  • Technology:  Projects that employ currently viable technology pass the status screen.  These include pelletizing technology and wood-to-electricity projects.  Cellulosic ethanol from wood feedstock, as a developing technology, is not yet considered operational using this approach.
  • Status:  Projects that are operational, under construction, or received or secured two or more necessary elements for advancing towards operations pass the status screen.

The whitepaper and the most recent bioenergy market projection are available here.

The complete NAFO/Forisk press release is available here.

Forisk Hires Director of Equity Research

3 06 2010

We are thrilled to announce that Neena Mishra has joined our team as Director of Equity Research.  Neena brings twenty years of experience in equity research and fixed income analysis, risk management and central banking.  In addition, she has conducted research on public timber REITs and capital structure in the forest products industry.  For example, she co-authored with Dr. Tim Sydor, our forest economist, and with me the first peer-reviewed study of public timber REITs, “Investor Responses to Timberlands Structured as Real Estate Investment Trusts.”  The results were published in the Journal of Forestry in 2008.
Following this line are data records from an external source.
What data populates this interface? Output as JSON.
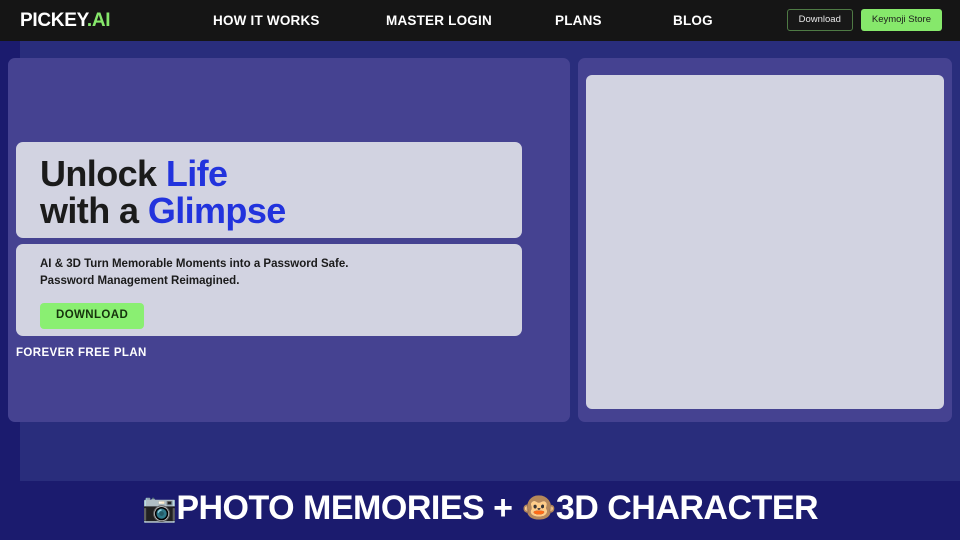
{
  "navbar": {
    "brand_main": "PICKEY",
    "brand_accent": ".AI",
    "links": [
      {
        "label": "HOW IT WORKS"
      },
      {
        "label": "MASTER LOGIN"
      },
      {
        "label": "PLANS"
      },
      {
        "label": "BLOG"
      }
    ],
    "download_button": "Download",
    "store_button": "Keymoji Store",
    "colors": {
      "background": "#151515",
      "accent_green": "#86e86b",
      "text": "#ffffff"
    }
  },
  "hero": {
    "headline_line1_plain": "Unlock ",
    "headline_line1_accent": "Life",
    "headline_line2_plain": "with a ",
    "headline_line2_accent": "Glimpse",
    "subtitle_line1": "AI & 3D Turn Memorable Moments into a Password Safe.",
    "subtitle_line2": "Password Management Reimagined.",
    "download_button": "DOWNLOAD",
    "free_plan_label": "FOREVER FREE PLAN",
    "colors": {
      "panel": "#d2d3e1",
      "card": "#454291",
      "accent_blue": "#2233dd",
      "button_green": "#8aef72"
    }
  },
  "media_panel": {
    "placeholder_label": ""
  },
  "banner": {
    "camera_emoji": "📷",
    "text_part1": "PHOTO MEMORIES + ",
    "monkey_emoji": "🐵",
    "text_part2": "3D CHARACTER",
    "colors": {
      "background": "#1b1b6e",
      "text": "#ffffff"
    }
  },
  "page": {
    "background": "#1b1b6e",
    "mid_background": "#292d7c"
  }
}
Our Equity Research Program has grown with the increased demand for independent and comparative analysis of timberland investment vehicles.  Today, multiple timberland investment managers use the Forisk Timber REIT (FTR) Index as a public-sector benchmark for private timberland investments.  In July, we will relaunch Forisk Finance (formerly the Timber REIT Report) to provide on-going, bi-quarterly analysis of timberland investments, timber REITs and forest economics.  In October, Neena will initiate our coverage of public timber REITs.

I look forward to introducing many of you to Neena in the near future.  Not only does she possess rigorous analytical skills, she brings the sense of ownership you look for from successful researchers.  In addition, she is an excellent teacher and will support our “Applied Forest Finance” and “Valuing Timber REITs” courses on August 4th in Atlanta.
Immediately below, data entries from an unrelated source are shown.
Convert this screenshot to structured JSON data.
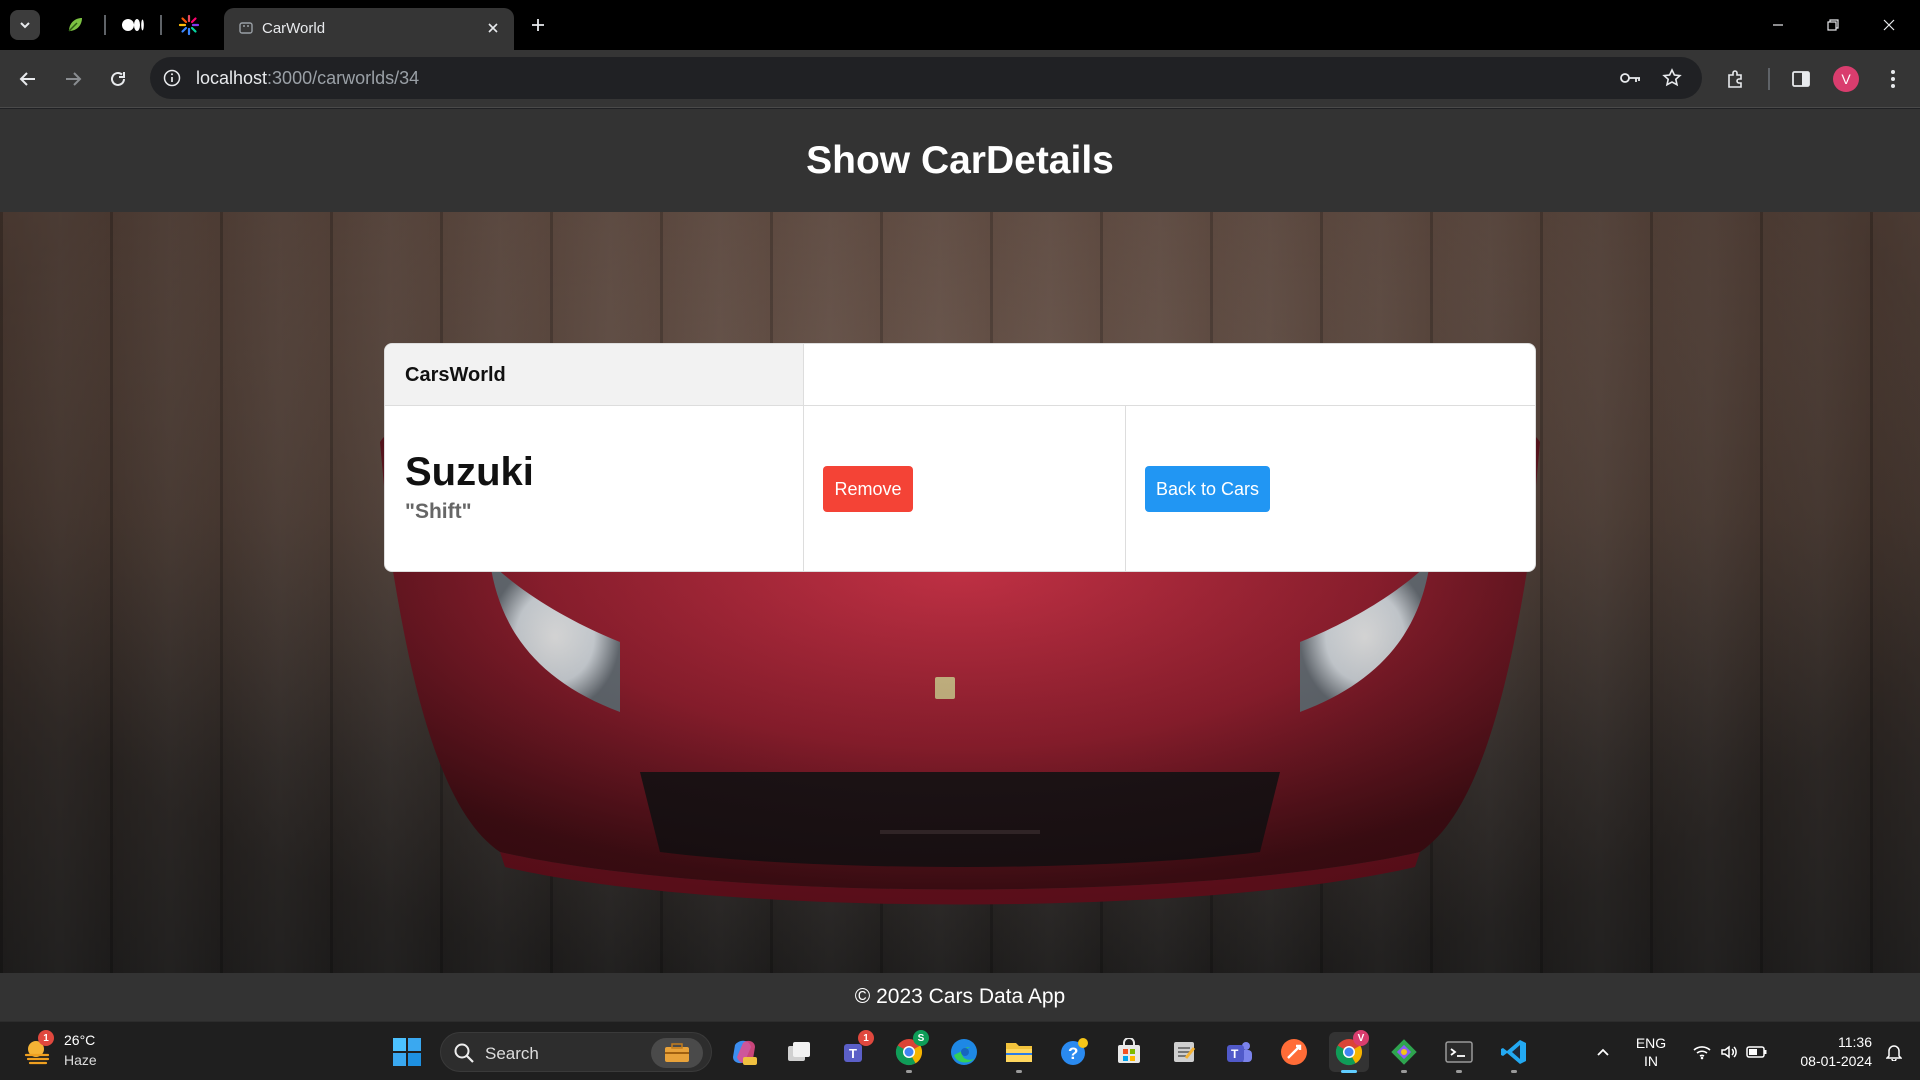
{
  "browser": {
    "tab_title": "CarWorld",
    "url_host": "localhost",
    "url_rest": ":3000/carworlds/34",
    "profile_initial": "V"
  },
  "page": {
    "heading": "Show CarDetails",
    "table": {
      "brand_header": "CarsWorld",
      "make": "Suzuki",
      "model": "\"Shift\"",
      "remove_label": "Remove",
      "back_label": "Back to Cars"
    },
    "footer": "© 2023 Cars Data App"
  },
  "taskbar": {
    "weather_temp": "26°C",
    "weather_cond": "Haze",
    "weather_badge": "1",
    "search_label": "Search",
    "teams_badge": "1",
    "chrome_badge": "S",
    "chrome_profile_badge": "V",
    "lang_line1": "ENG",
    "lang_line2": "IN",
    "time": "11:36",
    "date": "08-01-2024"
  },
  "colors": {
    "remove": "#f44336",
    "back": "#2196f3",
    "header_bg": "#333333"
  }
}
Timber Supplies: Mountain Pine Beetle Update and Timberland Investment Implications

1 06 2010

The Mountain Pine Beetle (MPB) – like a ravenous, insatiable house guest – continues to feast on pine forests, primarily in British Columbia.  Fortunately, according to the most recent update from researcher Adrian Walton of the BC Forest Service (May 11, 2010), the worst of the attack has passed, MPB attacks have declined annually since 2005, and initial projections overstated the likely, total pine killed through 2020.  The updated projections reinforce the view we’ve shared for the past two years that the preliminary estimates likely overstated the long-term implications – good and bad – for stumpage forecasts and timberland investments.  Why?  Here are key points:
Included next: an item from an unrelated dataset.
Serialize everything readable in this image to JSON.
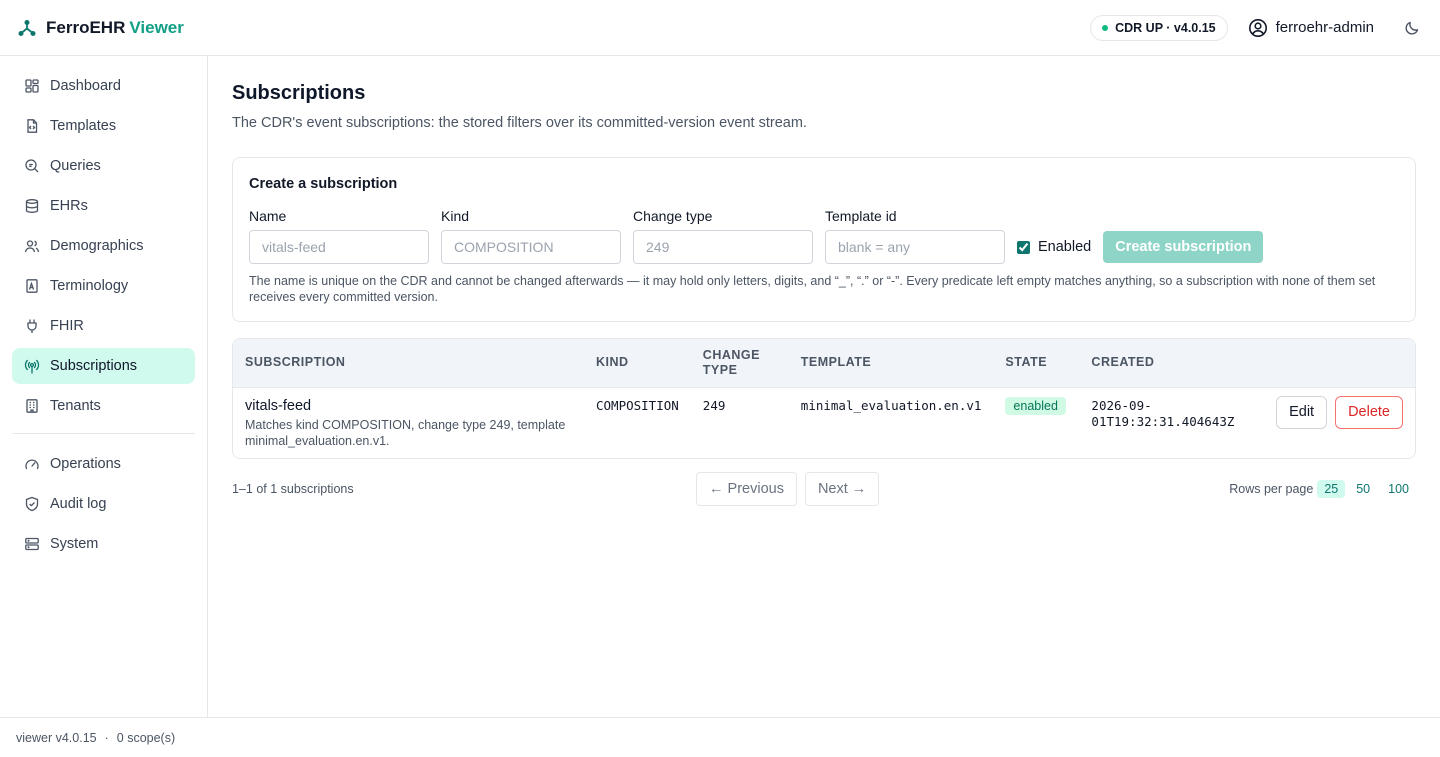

  • Devastating:  the update projects 65% of the pine volume in the study region will be killed by 2016.  This is down from previous estimates of 80%.  From any perspective, these are astounding and catastrophic assessments.  However, they do not account for…..
  • Mitigating factors:  the projections do not account for mitigating factors associated with forest management decisions, adjustments to harvest schedules, salvage operations, and an improved understanding of how long dead timber can be left standing and salvaged later.  This, in turn, emphasizes the importance of distinguishing between….
  • Local and national markets:  the MPB infestation most directly generates questions from timberland investors and lumber manufacturers.  Timber is a regional (local) business; lumber is a national one.  While reduced lumber imports from Canada can lift manufacturers nationwide in the US, additional benefits accrue to regional timberland owners in the Pacific Northwest as the ratio of buyers to available stumpage shifts in their favor.  Yet, these changes are further mitigated by…..
  • Housing market realities:  as of January 2010, US government forecasts assumed housing starts for 2010 of 982,000.  Revised estimates approach 600,000.  In addition, average home sizes – and thus the volume of lumber required per home – are falling.  This further smooths potential price spikes from MPB-related timber shortages.  In short, current lumber market conditions alleviate longer-term economic implications.